TASK TO COMPLETE ▸
Pictures don't belong in the copy; print all the records exactly.

THE DATA ▸
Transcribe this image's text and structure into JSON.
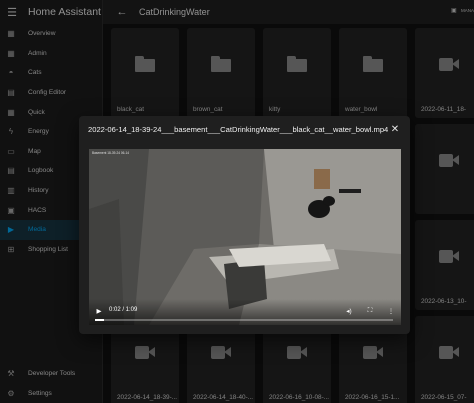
{
  "app": {
    "title": "Home Assistant"
  },
  "sidebar": {
    "items": [
      {
        "label": "Overview",
        "icon": "dashboard-icon",
        "glyph": "▦"
      },
      {
        "label": "Admin",
        "icon": "dashboard-icon",
        "glyph": "▦"
      },
      {
        "label": "Cats",
        "icon": "cat-icon",
        "glyph": "◓"
      },
      {
        "label": "Config Editor",
        "icon": "code-icon",
        "glyph": "▤"
      },
      {
        "label": "Quick",
        "icon": "dashboard-icon",
        "glyph": "▦"
      },
      {
        "label": "Energy",
        "icon": "lightning-icon",
        "glyph": "ϟ"
      },
      {
        "label": "Map",
        "icon": "map-icon",
        "glyph": "▭"
      },
      {
        "label": "Logbook",
        "icon": "logbook-icon",
        "glyph": "▤"
      },
      {
        "label": "History",
        "icon": "chart-icon",
        "glyph": "▥"
      },
      {
        "label": "HACS",
        "icon": "hacs-icon",
        "glyph": "▣"
      },
      {
        "label": "Media",
        "icon": "media-icon",
        "glyph": "▶",
        "active": true
      },
      {
        "label": "Shopping List",
        "icon": "cart-icon",
        "glyph": "⊞"
      }
    ],
    "bottom": [
      {
        "label": "Developer Tools",
        "icon": "hammer-icon",
        "glyph": "⚒"
      },
      {
        "label": "Settings",
        "icon": "gear-icon",
        "glyph": "⚙"
      }
    ]
  },
  "header": {
    "title": "CatDrinkingWater",
    "manage_label": "MANA"
  },
  "grid": {
    "cards": [
      {
        "label": "black_cat",
        "kind": "folder"
      },
      {
        "label": "brown_cat",
        "kind": "folder"
      },
      {
        "label": "kitty",
        "kind": "folder"
      },
      {
        "label": "water_bowl",
        "kind": "folder"
      },
      {
        "label": "2022-06-11_18-",
        "kind": "video"
      },
      {
        "label": "",
        "kind": "video"
      },
      {
        "label": "2022-06-13_10-",
        "kind": "video"
      },
      {
        "label": "2022-06-15_07-",
        "kind": "video"
      },
      {
        "label": "2022-06-14_18-39-...",
        "kind": "video"
      },
      {
        "label": "2022-06-14_18-40-...",
        "kind": "video"
      },
      {
        "label": "2022-06-16_10-08-...",
        "kind": "video"
      },
      {
        "label": "2022-06-16_15-1...",
        "kind": "video"
      }
    ]
  },
  "dialog": {
    "title": "2022-06-14_18-39-24___basement___CatDrinkingWater___black_cat__water_bowl.mp4",
    "video_overlay_text": "Basement 18-39-24 06-14",
    "time": "0:02 / 1:09",
    "progress_fraction": 0.029
  },
  "colors": {
    "accent": "#03a9f4",
    "background": "#111111",
    "card": "#232323"
  }
}
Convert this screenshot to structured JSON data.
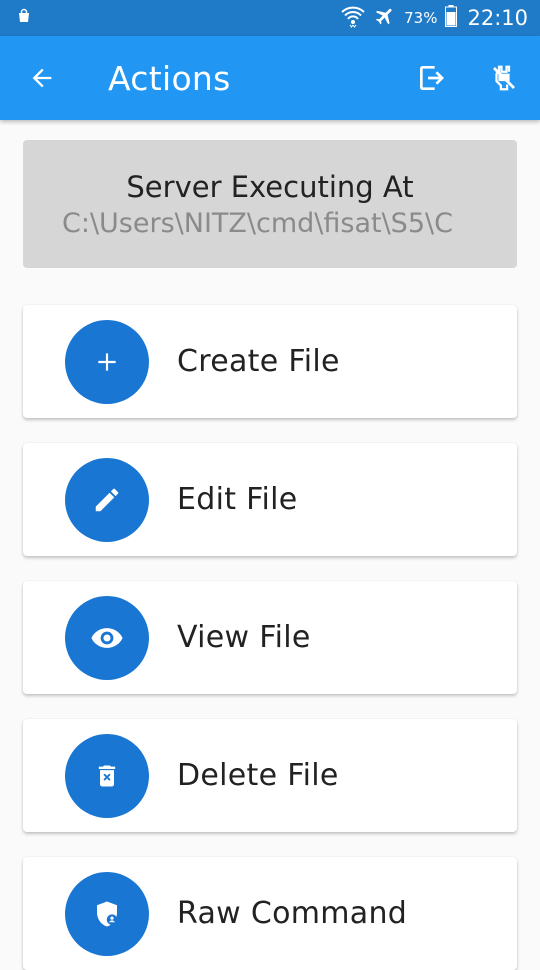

OUTPUT FOR THIS TASK ▸
Transcribe this image's text and structure into JSON.
{
  "app": {
    "title": "Home Assistant"
  },
  "sidebar": {
    "items": [
      {
        "label": "Overview",
        "icon": "dashboard-icon",
        "glyph": "▦"
      },
      {
        "label": "Admin",
        "icon": "dashboard-icon",
        "glyph": "▦"
      },
      {
        "label": "Cats",
        "icon": "cat-icon",
        "glyph": "◓"
      },
      {
        "label": "Config Editor",
        "icon": "code-icon",
        "glyph": "▤"
      },
      {
        "label": "Quick",
        "icon": "dashboard-icon",
        "glyph": "▦"
      },
      {
        "label": "Energy",
        "icon": "lightning-icon",
        "glyph": "ϟ"
      },
      {
        "label": "Map",
        "icon": "map-icon",
        "glyph": "▭"
      },
      {
        "label": "Logbook",
        "icon": "logbook-icon",
        "glyph": "▤"
      },
      {
        "label": "History",
        "icon": "chart-icon",
        "glyph": "▥"
      },
      {
        "label": "HACS",
        "icon": "hacs-icon",
        "glyph": "▣"
      },
      {
        "label": "Media",
        "icon": "media-icon",
        "glyph": "▶",
        "active": true
      },
      {
        "label": "Shopping List",
        "icon": "cart-icon",
        "glyph": "⊞"
      }
    ],
    "bottom": [
      {
        "label": "Developer Tools",
        "icon": "hammer-icon",
        "glyph": "⚒"
      },
      {
        "label": "Settings",
        "icon": "gear-icon",
        "glyph": "⚙"
      }
    ]
  },
  "header": {
    "title": "CatDrinkingWater",
    "manage_label": "MANA"
  },
  "grid": {
    "cards": [
      {
        "label": "black_cat",
        "kind": "folder"
      },
      {
        "label": "brown_cat",
        "kind": "folder"
      },
      {
        "label": "kitty",
        "kind": "folder"
      },
      {
        "label": "water_bowl",
        "kind": "folder"
      },
      {
        "label": "2022-06-11_18-",
        "kind": "video"
      },
      {
        "label": "",
        "kind": "video"
      },
      {
        "label": "2022-06-13_10-",
        "kind": "video"
      },
      {
        "label": "2022-06-15_07-",
        "kind": "video"
      },
      {
        "label": "2022-06-14_18-39-...",
        "kind": "video"
      },
      {
        "label": "2022-06-14_18-40-...",
        "kind": "video"
      },
      {
        "label": "2022-06-16_10-08-...",
        "kind": "video"
      },
      {
        "label": "2022-06-16_15-1...",
        "kind": "video"
      }
    ]
  },
  "dialog": {
    "title": "2022-06-14_18-39-24___basement___CatDrinkingWater___black_cat__water_bowl.mp4",
    "video_overlay_text": "Basement 18-39-24 06-14",
    "time": "0:02 / 1:09",
    "progress_fraction": 0.029
  },
  "colors": {
    "accent": "#03a9f4",
    "background": "#111111",
    "card": "#232323"
  }
}
Convert this screenshot to structured JSON data.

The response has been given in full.